Transparency Double Standard: UK Public Inquiry Requests Info From Wikileaks
from the feeding-the-hand-that-bites dept
Well, this is interesting. Given the general condemnation of Wikileaks by governments, all the ongoing controversy and reputation problems faced by the organization, you wouldn't expect them to be approached with any official requests for leaked information. But it seems just that has happened in the UK, where the Leveson Inquiry into media ethics has requested and received a dossier from Wikileaks on corruption in the British press.
On the surface this is pretty hypocritical, and more than a little ironic: in the past, the UK government asked media outlets to brief them on government secrets they received from Wikileaks before publishing them. Now, a government-run inquiry is asking Wikileaks to hand over information on UK media outlets. Apparently they don't hate leaks as long as they flow in the right direction.

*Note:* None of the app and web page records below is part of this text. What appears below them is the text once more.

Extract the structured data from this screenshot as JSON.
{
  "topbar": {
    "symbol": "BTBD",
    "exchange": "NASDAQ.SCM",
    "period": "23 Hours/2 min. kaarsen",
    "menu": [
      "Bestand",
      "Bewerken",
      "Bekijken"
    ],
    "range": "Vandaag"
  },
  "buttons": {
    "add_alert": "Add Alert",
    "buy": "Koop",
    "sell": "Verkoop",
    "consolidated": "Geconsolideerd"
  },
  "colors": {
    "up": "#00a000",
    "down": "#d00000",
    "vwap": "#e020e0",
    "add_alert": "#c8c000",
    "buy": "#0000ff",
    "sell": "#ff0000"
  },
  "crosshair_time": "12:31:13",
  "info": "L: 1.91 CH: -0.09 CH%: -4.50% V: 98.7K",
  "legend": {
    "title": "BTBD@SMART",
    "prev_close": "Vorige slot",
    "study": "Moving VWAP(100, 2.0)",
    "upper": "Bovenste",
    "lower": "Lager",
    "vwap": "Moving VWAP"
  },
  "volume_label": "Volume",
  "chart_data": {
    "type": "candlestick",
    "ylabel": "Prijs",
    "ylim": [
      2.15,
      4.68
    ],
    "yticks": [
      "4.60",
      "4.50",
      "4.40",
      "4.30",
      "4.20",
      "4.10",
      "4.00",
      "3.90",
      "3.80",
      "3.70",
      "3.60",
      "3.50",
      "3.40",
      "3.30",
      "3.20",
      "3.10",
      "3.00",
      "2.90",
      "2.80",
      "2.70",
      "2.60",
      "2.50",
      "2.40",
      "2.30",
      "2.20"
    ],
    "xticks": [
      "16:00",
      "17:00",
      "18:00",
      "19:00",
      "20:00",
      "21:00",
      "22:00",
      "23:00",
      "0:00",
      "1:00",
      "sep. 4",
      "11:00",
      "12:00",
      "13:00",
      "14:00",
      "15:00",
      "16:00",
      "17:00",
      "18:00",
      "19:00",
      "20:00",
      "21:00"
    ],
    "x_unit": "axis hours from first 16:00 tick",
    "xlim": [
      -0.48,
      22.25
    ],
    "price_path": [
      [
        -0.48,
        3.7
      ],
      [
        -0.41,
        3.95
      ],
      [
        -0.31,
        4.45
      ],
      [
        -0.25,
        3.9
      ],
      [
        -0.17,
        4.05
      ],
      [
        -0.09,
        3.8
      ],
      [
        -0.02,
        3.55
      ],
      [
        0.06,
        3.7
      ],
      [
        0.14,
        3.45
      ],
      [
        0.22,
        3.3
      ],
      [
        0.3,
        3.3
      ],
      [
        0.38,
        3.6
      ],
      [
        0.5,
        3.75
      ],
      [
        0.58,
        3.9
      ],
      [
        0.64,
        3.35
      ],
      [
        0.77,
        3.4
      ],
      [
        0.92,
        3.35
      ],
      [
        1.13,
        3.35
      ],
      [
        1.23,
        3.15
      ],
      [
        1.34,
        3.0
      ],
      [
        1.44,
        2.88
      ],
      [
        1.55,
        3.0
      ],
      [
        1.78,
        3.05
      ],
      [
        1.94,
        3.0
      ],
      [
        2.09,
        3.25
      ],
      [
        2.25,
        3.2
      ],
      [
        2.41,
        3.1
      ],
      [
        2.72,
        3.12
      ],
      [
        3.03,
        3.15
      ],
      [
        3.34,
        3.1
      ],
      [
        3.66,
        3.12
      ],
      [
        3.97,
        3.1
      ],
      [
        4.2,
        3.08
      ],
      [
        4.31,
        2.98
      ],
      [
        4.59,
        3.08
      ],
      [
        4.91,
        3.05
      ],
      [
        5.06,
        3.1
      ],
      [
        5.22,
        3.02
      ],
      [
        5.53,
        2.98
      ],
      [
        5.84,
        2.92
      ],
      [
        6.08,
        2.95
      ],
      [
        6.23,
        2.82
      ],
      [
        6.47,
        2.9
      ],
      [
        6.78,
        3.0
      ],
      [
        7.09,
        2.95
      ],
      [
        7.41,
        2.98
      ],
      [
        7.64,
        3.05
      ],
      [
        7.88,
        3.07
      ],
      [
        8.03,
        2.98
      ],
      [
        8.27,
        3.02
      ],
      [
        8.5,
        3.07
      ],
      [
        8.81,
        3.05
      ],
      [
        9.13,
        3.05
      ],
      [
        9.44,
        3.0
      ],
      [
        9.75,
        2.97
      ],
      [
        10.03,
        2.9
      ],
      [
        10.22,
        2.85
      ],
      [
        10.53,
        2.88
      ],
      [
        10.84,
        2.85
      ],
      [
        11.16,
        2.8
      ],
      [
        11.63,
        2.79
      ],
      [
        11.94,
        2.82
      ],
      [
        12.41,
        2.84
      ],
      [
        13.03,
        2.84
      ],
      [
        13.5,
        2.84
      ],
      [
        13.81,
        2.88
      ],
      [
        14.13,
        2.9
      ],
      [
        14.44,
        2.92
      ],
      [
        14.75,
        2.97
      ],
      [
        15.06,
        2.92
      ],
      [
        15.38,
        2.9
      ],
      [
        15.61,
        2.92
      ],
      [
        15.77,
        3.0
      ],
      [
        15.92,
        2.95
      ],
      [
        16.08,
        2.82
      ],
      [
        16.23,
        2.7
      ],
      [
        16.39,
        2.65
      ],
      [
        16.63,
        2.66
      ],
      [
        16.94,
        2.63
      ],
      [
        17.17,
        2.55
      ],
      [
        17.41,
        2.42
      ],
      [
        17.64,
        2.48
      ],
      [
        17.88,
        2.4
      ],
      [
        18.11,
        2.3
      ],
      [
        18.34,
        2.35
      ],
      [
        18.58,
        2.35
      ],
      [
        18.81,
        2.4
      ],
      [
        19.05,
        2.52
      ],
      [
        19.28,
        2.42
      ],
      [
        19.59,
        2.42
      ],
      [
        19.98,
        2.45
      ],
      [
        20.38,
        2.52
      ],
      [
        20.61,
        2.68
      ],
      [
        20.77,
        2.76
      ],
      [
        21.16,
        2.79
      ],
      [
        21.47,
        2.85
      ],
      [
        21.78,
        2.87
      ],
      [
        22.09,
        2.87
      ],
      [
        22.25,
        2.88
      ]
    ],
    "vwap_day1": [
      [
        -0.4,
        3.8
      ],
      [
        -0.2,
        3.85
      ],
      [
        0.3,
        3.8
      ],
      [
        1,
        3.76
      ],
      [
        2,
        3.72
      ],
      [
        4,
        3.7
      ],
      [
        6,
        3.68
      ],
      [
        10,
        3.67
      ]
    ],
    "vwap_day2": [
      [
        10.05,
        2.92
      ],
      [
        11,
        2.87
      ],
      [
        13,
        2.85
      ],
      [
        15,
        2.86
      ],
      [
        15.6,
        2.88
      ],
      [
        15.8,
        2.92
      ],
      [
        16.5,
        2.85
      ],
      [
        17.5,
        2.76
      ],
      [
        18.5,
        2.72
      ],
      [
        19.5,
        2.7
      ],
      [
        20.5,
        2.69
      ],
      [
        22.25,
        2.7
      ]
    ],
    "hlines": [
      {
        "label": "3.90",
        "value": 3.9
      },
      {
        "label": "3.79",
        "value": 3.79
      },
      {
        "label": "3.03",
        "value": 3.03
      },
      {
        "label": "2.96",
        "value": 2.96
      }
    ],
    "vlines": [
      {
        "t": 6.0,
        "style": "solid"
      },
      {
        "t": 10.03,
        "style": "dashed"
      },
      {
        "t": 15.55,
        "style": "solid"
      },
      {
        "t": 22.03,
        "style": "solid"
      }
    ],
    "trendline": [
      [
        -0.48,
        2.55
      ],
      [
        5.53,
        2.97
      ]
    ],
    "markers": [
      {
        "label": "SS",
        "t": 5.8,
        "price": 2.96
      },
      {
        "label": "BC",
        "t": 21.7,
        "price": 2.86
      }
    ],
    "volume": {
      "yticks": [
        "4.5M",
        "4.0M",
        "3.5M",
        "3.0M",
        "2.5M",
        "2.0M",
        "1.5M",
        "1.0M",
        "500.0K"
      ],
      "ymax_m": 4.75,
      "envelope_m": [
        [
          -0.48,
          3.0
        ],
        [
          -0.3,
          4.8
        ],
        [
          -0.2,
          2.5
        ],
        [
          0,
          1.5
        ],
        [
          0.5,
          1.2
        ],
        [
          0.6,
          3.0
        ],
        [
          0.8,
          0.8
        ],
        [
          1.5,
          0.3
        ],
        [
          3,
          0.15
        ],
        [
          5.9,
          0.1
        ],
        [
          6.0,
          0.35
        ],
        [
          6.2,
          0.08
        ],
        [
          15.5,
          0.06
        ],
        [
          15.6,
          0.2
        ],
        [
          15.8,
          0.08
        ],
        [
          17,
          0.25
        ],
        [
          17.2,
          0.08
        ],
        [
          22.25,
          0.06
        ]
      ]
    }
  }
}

Hopefully this represents another step towards governments recognizing that Wikileaks isn't pure evil, even if there are questionable things about the operation. Though there are risks, bringing sensitive information to light is often in the public's best interest—indeed, that's the whole spirit behind public inquiries. The Leveson Inquiry was convened when the News of the World phone-hacking scandal pointed to a secret culture of corruption in the press, and now Wikileaks is helping to expose it further. If governments attempt to maintain secret cultures of their own, they too will be exposed.